At a glance, your IMF will show:
- Progress towards change and impact in measurable terms
- Documentation of that change
Here is what (a portion) of two real IMFs looks like:
When designing your framework, the goal is to:
- Identify the right indicators to measure your outcomes: What change are you measuring?
- Describe a plan for how to collect data: What are your measurement tools? Who collects data, and how often? What is automated?
Here’s a quick overview of the core elements of an IMF:
|The goals you have committed to being accountable for - copied straight over from your results flow.
|Employees feel critically engaged with the collective creation of games within the company.
|Descriptions of changes, specifying exactly what is to be measured.
|Percentage of employees who make meaningful contributions to the design process.

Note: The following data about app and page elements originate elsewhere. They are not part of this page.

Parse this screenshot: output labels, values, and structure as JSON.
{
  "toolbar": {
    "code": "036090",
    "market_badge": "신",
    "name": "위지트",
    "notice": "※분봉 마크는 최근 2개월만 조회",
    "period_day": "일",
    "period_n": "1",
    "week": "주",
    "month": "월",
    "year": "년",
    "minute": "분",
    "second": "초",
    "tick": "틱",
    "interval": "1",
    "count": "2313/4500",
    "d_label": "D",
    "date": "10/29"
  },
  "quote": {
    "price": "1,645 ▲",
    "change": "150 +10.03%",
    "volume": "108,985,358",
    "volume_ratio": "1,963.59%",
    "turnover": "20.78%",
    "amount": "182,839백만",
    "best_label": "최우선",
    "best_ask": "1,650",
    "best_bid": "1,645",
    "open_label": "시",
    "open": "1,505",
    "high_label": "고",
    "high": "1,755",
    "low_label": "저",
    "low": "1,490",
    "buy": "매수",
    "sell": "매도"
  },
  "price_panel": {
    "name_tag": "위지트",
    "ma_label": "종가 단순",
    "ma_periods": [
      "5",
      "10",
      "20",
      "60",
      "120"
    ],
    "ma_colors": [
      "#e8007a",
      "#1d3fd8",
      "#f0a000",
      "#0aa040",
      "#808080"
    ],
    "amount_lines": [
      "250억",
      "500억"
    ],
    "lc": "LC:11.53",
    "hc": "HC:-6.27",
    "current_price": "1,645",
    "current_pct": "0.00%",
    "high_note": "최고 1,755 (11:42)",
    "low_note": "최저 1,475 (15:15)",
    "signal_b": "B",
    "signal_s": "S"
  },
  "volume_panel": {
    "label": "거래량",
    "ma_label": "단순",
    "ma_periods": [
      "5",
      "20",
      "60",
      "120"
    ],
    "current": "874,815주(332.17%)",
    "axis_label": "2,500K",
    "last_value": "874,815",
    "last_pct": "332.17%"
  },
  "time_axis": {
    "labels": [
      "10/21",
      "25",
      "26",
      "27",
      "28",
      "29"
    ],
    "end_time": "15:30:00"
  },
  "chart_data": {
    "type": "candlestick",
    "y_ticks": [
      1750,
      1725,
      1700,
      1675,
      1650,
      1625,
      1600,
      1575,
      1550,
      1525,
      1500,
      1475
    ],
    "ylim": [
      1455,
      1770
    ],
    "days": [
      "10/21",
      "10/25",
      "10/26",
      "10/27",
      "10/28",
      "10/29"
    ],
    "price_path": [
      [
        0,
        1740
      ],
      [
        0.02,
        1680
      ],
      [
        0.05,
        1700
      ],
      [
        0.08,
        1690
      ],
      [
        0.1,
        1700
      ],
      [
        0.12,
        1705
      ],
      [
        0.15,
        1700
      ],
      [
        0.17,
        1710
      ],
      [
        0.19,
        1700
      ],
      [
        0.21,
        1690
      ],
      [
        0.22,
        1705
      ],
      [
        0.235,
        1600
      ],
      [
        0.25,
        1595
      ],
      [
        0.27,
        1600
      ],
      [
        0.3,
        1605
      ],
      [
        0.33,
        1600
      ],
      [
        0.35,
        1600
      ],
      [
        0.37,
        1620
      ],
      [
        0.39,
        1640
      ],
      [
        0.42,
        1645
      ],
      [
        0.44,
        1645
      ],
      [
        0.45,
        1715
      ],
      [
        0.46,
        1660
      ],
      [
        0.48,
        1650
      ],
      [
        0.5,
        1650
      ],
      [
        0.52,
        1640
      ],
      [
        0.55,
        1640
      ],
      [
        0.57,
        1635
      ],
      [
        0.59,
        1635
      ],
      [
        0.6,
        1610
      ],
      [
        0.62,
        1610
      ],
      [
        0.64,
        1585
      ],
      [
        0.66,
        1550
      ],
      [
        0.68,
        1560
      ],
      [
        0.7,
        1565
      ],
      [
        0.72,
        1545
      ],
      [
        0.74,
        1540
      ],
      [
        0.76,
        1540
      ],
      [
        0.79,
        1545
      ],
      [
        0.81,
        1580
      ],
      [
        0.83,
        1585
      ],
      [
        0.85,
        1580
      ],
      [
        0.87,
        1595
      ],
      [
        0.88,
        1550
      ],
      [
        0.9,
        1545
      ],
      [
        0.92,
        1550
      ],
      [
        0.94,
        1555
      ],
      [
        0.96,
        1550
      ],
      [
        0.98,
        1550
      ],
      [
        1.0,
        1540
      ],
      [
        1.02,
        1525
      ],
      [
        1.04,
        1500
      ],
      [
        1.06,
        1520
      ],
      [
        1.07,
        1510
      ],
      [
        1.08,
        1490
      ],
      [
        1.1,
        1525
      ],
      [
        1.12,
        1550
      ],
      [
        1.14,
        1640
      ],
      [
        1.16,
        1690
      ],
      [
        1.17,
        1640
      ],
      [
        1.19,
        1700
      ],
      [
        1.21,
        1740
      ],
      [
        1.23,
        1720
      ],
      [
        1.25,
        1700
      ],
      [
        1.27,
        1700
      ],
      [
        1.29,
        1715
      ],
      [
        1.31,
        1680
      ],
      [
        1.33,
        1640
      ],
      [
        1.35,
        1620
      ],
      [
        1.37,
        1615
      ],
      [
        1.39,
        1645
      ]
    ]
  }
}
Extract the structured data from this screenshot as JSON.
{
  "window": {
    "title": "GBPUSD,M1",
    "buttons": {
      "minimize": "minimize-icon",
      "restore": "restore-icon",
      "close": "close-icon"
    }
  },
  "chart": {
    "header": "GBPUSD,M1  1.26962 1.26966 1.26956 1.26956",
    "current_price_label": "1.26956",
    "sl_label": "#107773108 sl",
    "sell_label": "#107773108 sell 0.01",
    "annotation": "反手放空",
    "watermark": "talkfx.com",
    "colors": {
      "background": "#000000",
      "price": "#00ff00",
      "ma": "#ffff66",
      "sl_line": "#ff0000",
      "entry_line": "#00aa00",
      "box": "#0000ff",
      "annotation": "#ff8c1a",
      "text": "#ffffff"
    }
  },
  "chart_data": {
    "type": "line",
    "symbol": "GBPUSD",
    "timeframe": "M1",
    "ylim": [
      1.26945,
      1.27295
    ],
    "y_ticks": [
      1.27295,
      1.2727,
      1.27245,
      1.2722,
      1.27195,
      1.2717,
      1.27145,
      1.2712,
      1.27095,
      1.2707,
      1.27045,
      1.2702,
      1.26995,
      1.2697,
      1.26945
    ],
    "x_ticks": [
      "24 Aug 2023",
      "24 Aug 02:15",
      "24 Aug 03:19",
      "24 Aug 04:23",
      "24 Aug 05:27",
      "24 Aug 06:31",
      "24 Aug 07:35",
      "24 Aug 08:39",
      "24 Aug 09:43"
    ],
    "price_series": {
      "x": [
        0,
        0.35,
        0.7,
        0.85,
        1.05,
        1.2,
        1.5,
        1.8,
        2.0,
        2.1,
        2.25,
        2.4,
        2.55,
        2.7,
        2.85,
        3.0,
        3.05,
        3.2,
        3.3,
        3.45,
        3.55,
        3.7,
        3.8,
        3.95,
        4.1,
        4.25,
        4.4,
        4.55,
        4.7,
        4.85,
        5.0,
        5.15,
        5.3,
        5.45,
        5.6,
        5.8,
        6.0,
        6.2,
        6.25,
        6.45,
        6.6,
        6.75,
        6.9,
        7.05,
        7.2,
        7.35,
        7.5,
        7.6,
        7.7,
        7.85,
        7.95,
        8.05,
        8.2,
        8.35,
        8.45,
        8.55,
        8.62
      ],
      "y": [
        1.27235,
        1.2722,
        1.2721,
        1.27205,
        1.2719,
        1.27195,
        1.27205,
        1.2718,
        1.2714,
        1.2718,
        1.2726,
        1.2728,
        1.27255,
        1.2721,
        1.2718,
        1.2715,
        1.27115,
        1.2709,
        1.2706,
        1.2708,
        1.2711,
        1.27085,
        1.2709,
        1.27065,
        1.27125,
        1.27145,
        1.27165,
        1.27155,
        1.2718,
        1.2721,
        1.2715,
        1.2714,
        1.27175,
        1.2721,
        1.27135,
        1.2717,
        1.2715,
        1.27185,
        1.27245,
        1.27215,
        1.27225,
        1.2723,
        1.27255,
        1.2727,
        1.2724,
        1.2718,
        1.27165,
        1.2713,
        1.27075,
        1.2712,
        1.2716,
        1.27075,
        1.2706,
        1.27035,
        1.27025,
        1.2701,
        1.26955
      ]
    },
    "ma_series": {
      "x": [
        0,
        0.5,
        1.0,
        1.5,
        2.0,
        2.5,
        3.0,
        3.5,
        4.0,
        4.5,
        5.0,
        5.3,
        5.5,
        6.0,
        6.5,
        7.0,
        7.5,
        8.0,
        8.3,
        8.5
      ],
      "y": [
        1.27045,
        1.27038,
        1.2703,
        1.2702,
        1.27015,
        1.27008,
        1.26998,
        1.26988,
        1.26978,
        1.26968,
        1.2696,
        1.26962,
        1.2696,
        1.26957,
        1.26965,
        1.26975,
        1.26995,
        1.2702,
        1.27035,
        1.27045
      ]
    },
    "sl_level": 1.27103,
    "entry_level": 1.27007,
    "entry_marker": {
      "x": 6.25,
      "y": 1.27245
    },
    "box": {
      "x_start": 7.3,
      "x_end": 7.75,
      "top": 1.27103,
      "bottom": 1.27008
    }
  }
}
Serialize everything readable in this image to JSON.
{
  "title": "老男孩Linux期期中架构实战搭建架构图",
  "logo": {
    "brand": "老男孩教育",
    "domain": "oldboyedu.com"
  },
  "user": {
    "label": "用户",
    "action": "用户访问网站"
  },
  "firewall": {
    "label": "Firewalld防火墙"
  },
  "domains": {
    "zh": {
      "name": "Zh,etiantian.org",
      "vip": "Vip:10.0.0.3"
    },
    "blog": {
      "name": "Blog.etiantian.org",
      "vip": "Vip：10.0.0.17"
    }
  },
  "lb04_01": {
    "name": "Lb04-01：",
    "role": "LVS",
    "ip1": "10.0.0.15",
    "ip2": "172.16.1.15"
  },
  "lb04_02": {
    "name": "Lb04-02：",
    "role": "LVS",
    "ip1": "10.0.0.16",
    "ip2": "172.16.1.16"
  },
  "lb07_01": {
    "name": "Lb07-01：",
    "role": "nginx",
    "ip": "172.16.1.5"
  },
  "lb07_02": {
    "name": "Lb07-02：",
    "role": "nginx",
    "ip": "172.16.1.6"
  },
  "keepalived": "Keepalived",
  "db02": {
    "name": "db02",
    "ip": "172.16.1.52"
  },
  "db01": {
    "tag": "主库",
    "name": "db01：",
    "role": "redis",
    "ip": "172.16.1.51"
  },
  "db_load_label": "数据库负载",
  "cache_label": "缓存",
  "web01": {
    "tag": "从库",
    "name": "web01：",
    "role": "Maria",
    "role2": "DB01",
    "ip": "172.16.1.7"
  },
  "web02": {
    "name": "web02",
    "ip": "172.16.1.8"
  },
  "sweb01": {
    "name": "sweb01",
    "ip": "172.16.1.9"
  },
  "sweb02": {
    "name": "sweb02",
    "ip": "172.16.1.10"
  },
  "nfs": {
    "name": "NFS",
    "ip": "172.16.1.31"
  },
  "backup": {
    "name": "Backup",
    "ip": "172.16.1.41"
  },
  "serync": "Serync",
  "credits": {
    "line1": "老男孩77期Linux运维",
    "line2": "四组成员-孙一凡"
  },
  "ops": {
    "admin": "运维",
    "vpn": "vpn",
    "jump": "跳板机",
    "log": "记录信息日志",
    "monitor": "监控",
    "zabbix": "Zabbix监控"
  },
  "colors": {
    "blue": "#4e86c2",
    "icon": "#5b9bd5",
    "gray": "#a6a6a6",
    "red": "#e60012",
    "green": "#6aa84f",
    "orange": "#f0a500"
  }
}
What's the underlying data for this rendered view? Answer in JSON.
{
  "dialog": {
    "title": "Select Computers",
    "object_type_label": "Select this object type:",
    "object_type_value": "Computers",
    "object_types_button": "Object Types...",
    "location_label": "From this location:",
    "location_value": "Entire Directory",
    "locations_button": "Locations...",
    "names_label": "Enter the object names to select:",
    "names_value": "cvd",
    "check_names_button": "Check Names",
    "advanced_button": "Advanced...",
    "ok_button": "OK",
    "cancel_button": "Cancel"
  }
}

|Simply, who will collect the data?
|Chief operating officer
|How often you will collect the data.
|Data sources and tool
|Where will you get the data, and how will you collect it?
|Observation of studio employees
|What your numbers look like at the beginning – of your studio, a new project, or whenever you start collecting data.
|The desired situation, expressed in terms of the indicator.